27th November 1783
The first reference to black holes is mentioned by John Michell, an English natural philosopher, in a paper for the Philosophical Transactions of the Royal Society of London. He called them "dark stars". Michell suggested that there might be many "dark stars" in the universe, and today astronomers believe that black holes do indeed exist at the centres of most galaxies. Michell proposed that astronomers could detect "dark stars" by looking for star systems which behaved gravitationally like two stars, but where only one star could be seen. It was an extraordinarily accurate prediction.
2nd November 2000
Permanent habitation of the International Space Station (ISS) begins. The first ISS component was launched in 1998, with the first long-term residents arriving on 2 November 2000 making it the longest continuous human presence in low Earth orbit, having surpassed the previous record of 9 years and 357 days by the Mir space station.

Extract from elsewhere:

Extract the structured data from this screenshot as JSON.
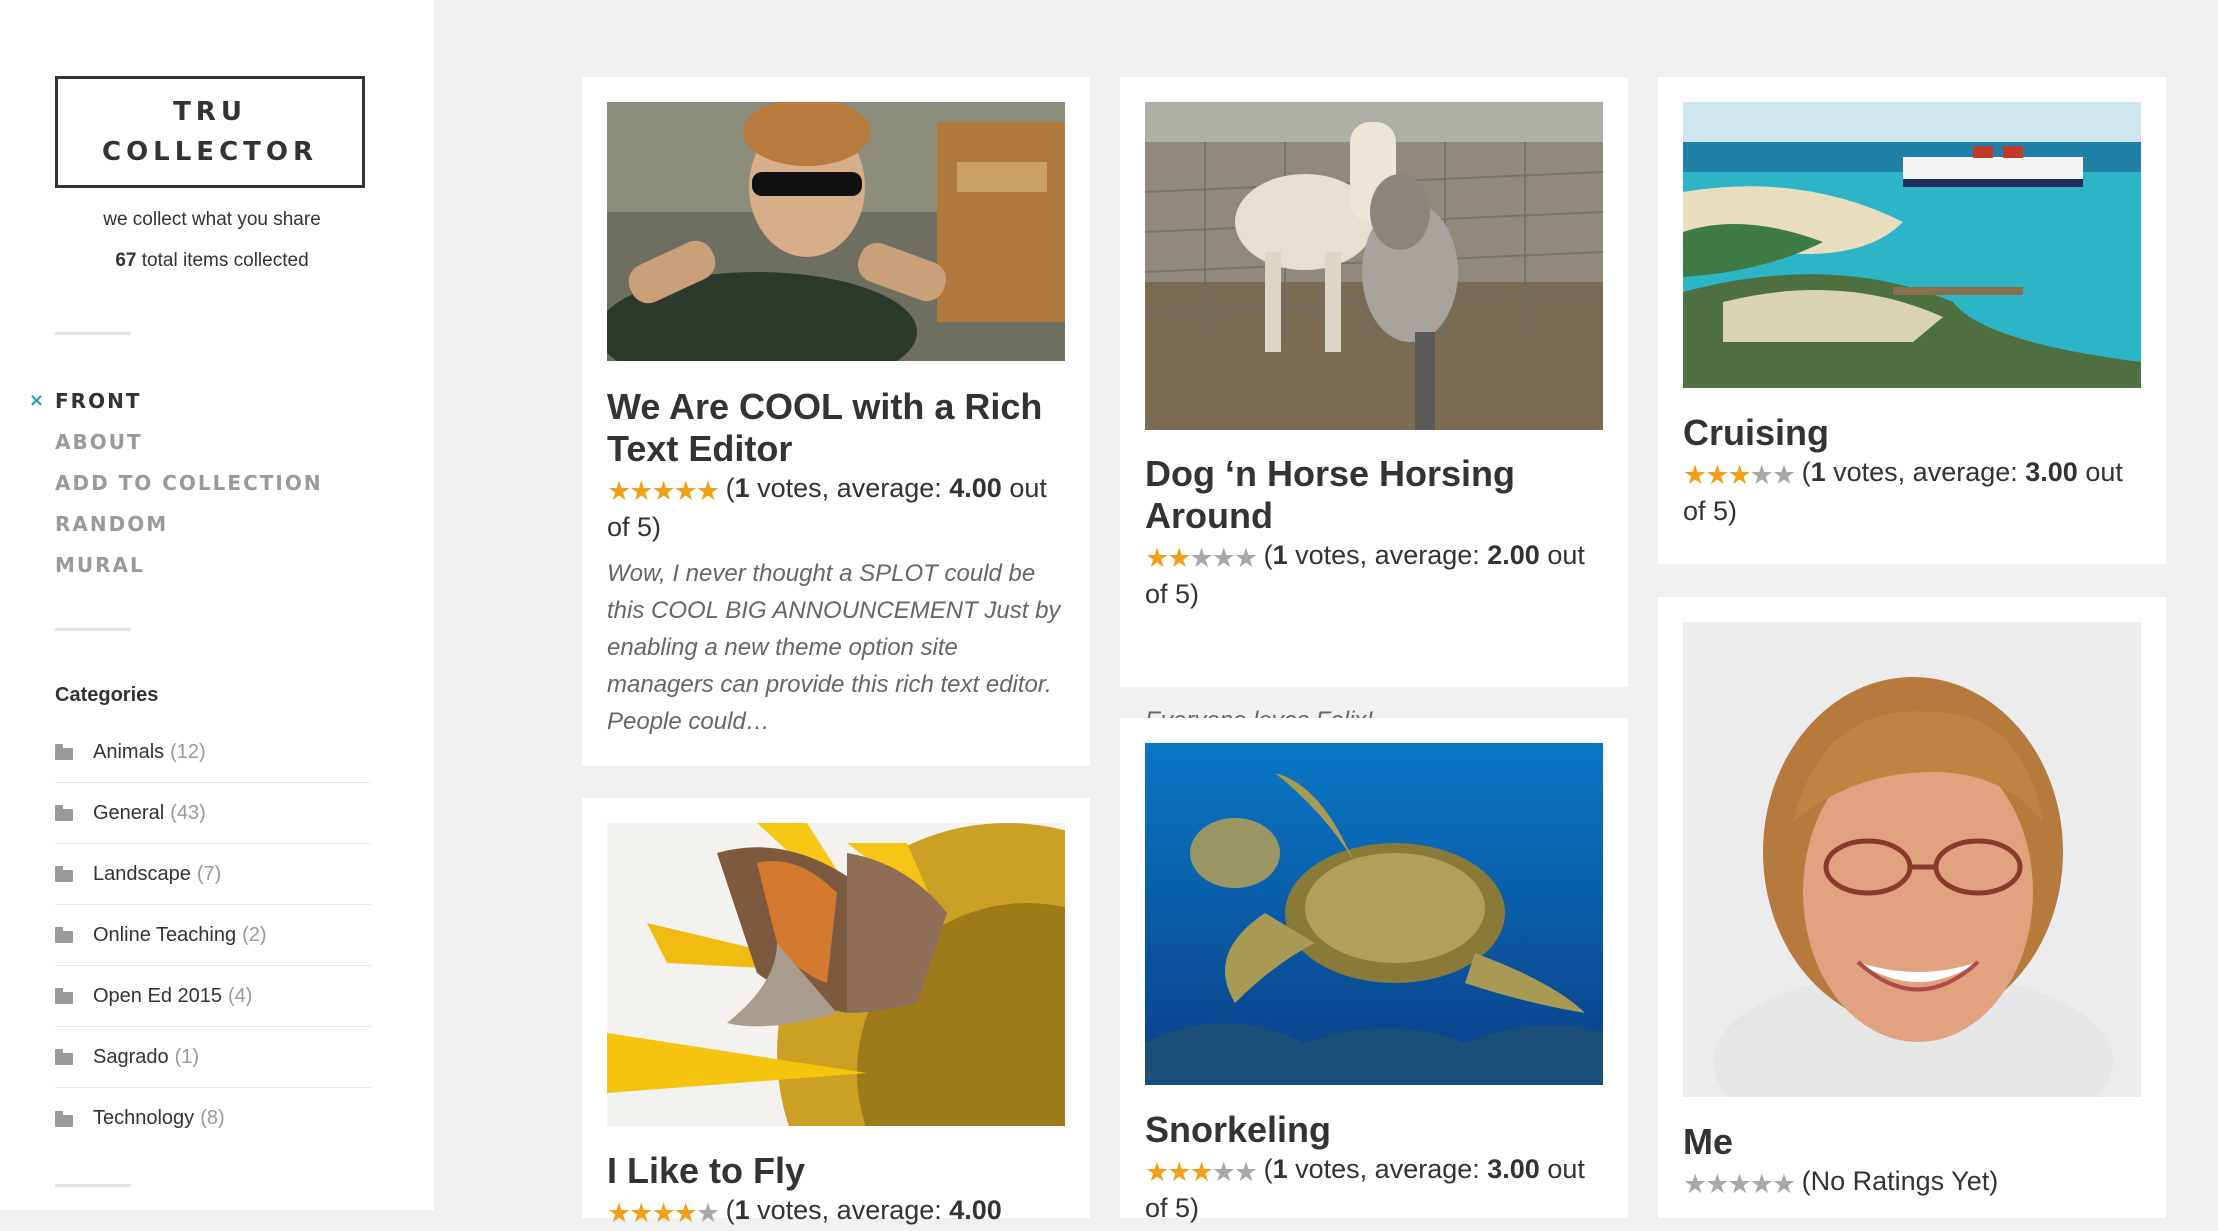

12th November 2014
The first soft landing on a comet.
The image above is an Artist’s impression of the Rosetta orbiter deploying the Philae lander to comet 67P/Churyumov–Gerasimenko. Credit: ESA–C. Carreau/ATG medialab. The robotic lander Philae lands on comet 67P/Churyumov–Gerasimenko . The lander touched down on the comet but bounced when its anchoring harpoons failed to deploy and a thruster designed to hold the probe to the surface did not fire. Despite the landing problems, the probe's instruments obtained the first images from a comet's surface. Several of the instruments on Philae made the first direct analysis of a comet, sending back data that will be analysed to determine the composition of the surface.
15th November 1738 Sir William Herschel. German-born British astronomer. Most of his prolific work in many areas of astronomy was done with his sister, fellow astronomer Caroline Herschel. In 1781 he discovered the planet Uranus while surveying stars using a telescope that he had built himself. Herschel would go on to identify almost a thousand double stars, discover the movement of the solar system through space and together with his son John would catalogue more than 4,600 nebulae. Craters on the Moon and Saturn’s moon, Mimas, are named for him. The etching above is 1896 Lithograph. Genre/Technique: Portrait prints. Lithographs, credit Wellcome Trust.
29th November 1803
Christian Doppler. Austrian mathematician and physicist. He is famous for his principle known as the Doppler Effect, which states that the observed frequency of a wave depends on the relative speed of the source and the observer. The effect causes the sudden change in pitch, such as in a passing siren, as well as the red shift seen by astronomers. He used this concept to explain the colour of binary stars.
2nd November 1885
Harlow Shapley. American scientist. He used RR Lyrae stars to estimate the size of the Milky Way Galaxy and the Sun's position within it and provided the first accurate model of the Milky Way. By observing Cepheid variable stars in globular clusters, Shapley calculated the distance to each cluster in the galaxy. He was head of the Harvard College Observatory. Among his many awards during his career was the Gold Medal of the Royal Astronomical Society awarded in 1934.